Sam Schindler: I think this position came about organically. During my third year of teaching FVC at PCA&D, I began teaching a larger number of sections of students and in so doing began to become familiar with the majority of (first-year) Foundation students. I try to build personal relationships with all of my students in order to learn how to best build each one’s unique skill set within the realm of Verbal Communications. As a result, I get to know them fairly well and in turn they come to know and trust me (To my mind, this is the foundation of effective pedagogy). As it happened, they began to share some of the obstacles that hindered them from consistent academic success. The list was varied and I tried to help where I could. Administrators took note of this and chose to create a new position within the school administration that would, in an official capacity with corresponding resources, meet the wide range of needs that Foundation students have as they navigate their first year of college, which is often their first experience living away from home.
Do you see the needs of the incoming class changing from year to year, or has it been pretty consistent?
SS: The biggest change has been between students whose latter high school experiences were deeply affected by Covid and those who were younger, and therefore had more traditional junior and senior years which culminated in “normal” graduation ceremonies. In brief, what I noticed was that those more immediately affected by the Covid shutdown had a rough time acclimating to the new rhythms of a college lifestyle, struggling with basic things like taking care of themselves and carving out sufficient time to get their work done for classes.
Can you share a bit about what the needs are of some incoming students, and what kinds of skills you work on during the transition to college?
SS: As alluded to above, for some students the transition from life as they’ve known it for their formative years to college is jarring, and they can have a more difficult time learning how to set efficient work schedules for themselves, maintain healthy habits, and adhere to daily routines. For others, the obstacles can be more pointedly academic, in that they struggle with submitting work in a timely manner or asking for a specific kind of help for a specific class or assignment. One of the most important skills I help students cultivate is the ability to pinpoint what their particular need is, for example, when it comes to doing research, paper-writing, or presenting in class. If they know what to ask for, they’re much more likely to get help that’s useful and productive.

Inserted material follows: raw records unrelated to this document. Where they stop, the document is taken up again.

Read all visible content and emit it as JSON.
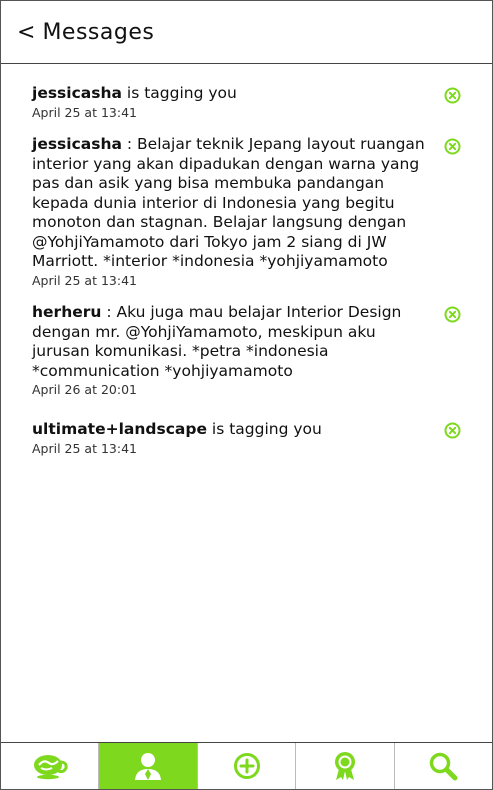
{
  "header": {
    "back_glyph": "<",
    "title": "Messages"
  },
  "colors": {
    "accent": "#7dd81e",
    "text": "#111111"
  },
  "messages": [
    {
      "user": "jessicasha",
      "text": " is tagging you",
      "time": "April 25 at 13:41"
    },
    {
      "user": "jessicasha",
      "text": " : Belajar teknik Jepang layout ruangan interior yang akan dipadukan dengan warna yang pas dan asik yang bisa membuka pandangan kepada dunia interior di Indonesia yang begitu monoton dan stagnan. Belajar langsung dengan @YohjiYamamoto dari Tokyo jam 2 siang di JW Marriott. *interior *indonesia *yohjiyamamoto",
      "time": "April 25 at 13:41"
    },
    {
      "user": "herheru",
      "text": " : Aku juga mau belajar Interior Design dengan mr. @YohjiYamamoto, meskipun aku jurusan komunikasi. *petra *indonesia *communication *yohjiyamamoto",
      "time": "April 26 at 20:01"
    },
    {
      "user": "ultimate+landscape",
      "text": " is tagging you",
      "time": "April 25 at 13:41"
    }
  ],
  "tabs": [
    {
      "icon": "coffee-cup-icon",
      "active": false
    },
    {
      "icon": "profile-person-icon",
      "active": true
    },
    {
      "icon": "add-circle-icon",
      "active": false
    },
    {
      "icon": "award-ribbon-icon",
      "active": false
    },
    {
      "icon": "search-icon",
      "active": false
    }
  ]
}
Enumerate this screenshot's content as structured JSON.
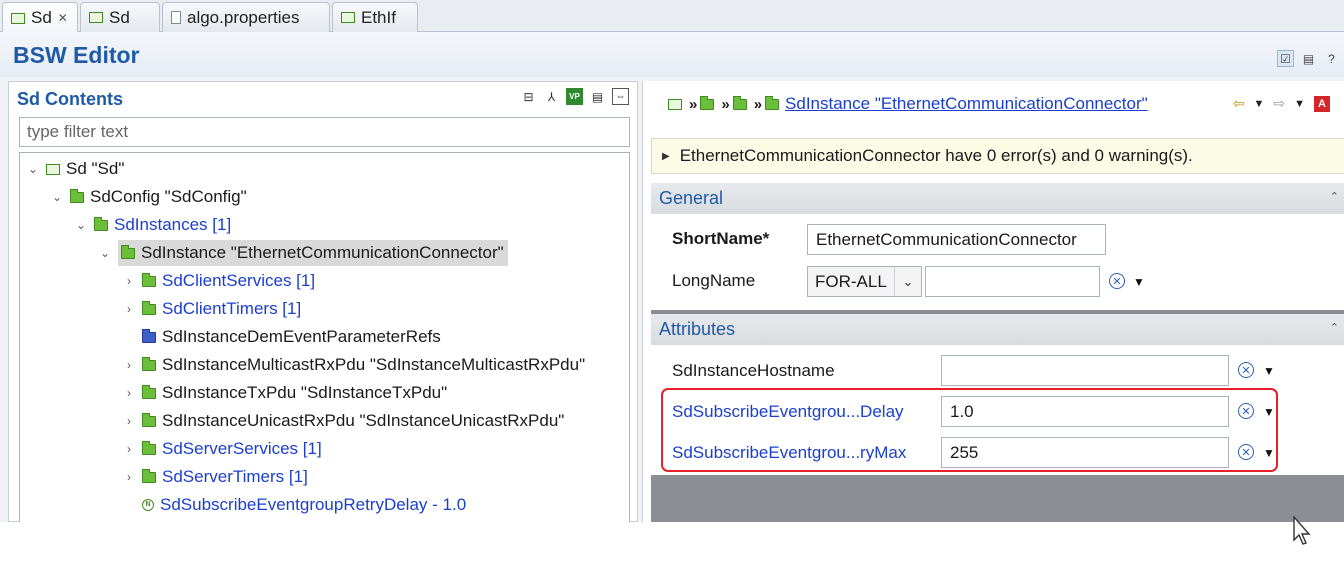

There are also students who need support of a more professional nature, such as in the arena of mental health. Since I’m not a licensed therapist, I do my best to direct them to the most appropriate kind of support in a given situation. One thing I find in common with all of these circumstances is that often, my most effective response is to just listen and validate a student’s feelings.
Do you meet with Foundation/Transfer students as groups, one-on-one, or both?
SS: My experience is that both of these circumstances occur. Meetings can also be both formal or informal. Sometimes, after class, a small group of students who are facing a similar problem will come up to me and openly share what’s troubling them. Other times I’ll seek students out and set up a more formal meeting with them to address a particular issue. These different approaches are usually determined by the students’ personalities and preferences.
What do you find most rewarding about this role?
SS: A couple things I try to bring to this job are an open mind and a willingness to be compassionate instead of judgmental. I find that when I show them that I trust them and treat them as the adults they are and take them seriously, they are much more likely to reciprocate, treat me with respect, and trust me enough to share their stories, some of which are characterized by real and enduring hardship and pain. I derive a sense of satisfaction when I see that I’ve made something easier for one of them, even the tiniest thing like getting a thumb drive or the key to a laundry room. What’s most rewarding is when students return to talk with me more, even when the immediate crisis has been dealt with.
Are there other PCA&D services, such as studio tutors or the Writing Center, that you coordinate with when offering assistance to students?
SS: I refer students to the Writing Center very often, as well as to other academic mentors whose purviews are things like time management and other measures of academic support. I also have occasion to connect students with non-academic groups and clubs so they can further their extracurricular interests and more readily acclimate into PCA&D’s social life offerings.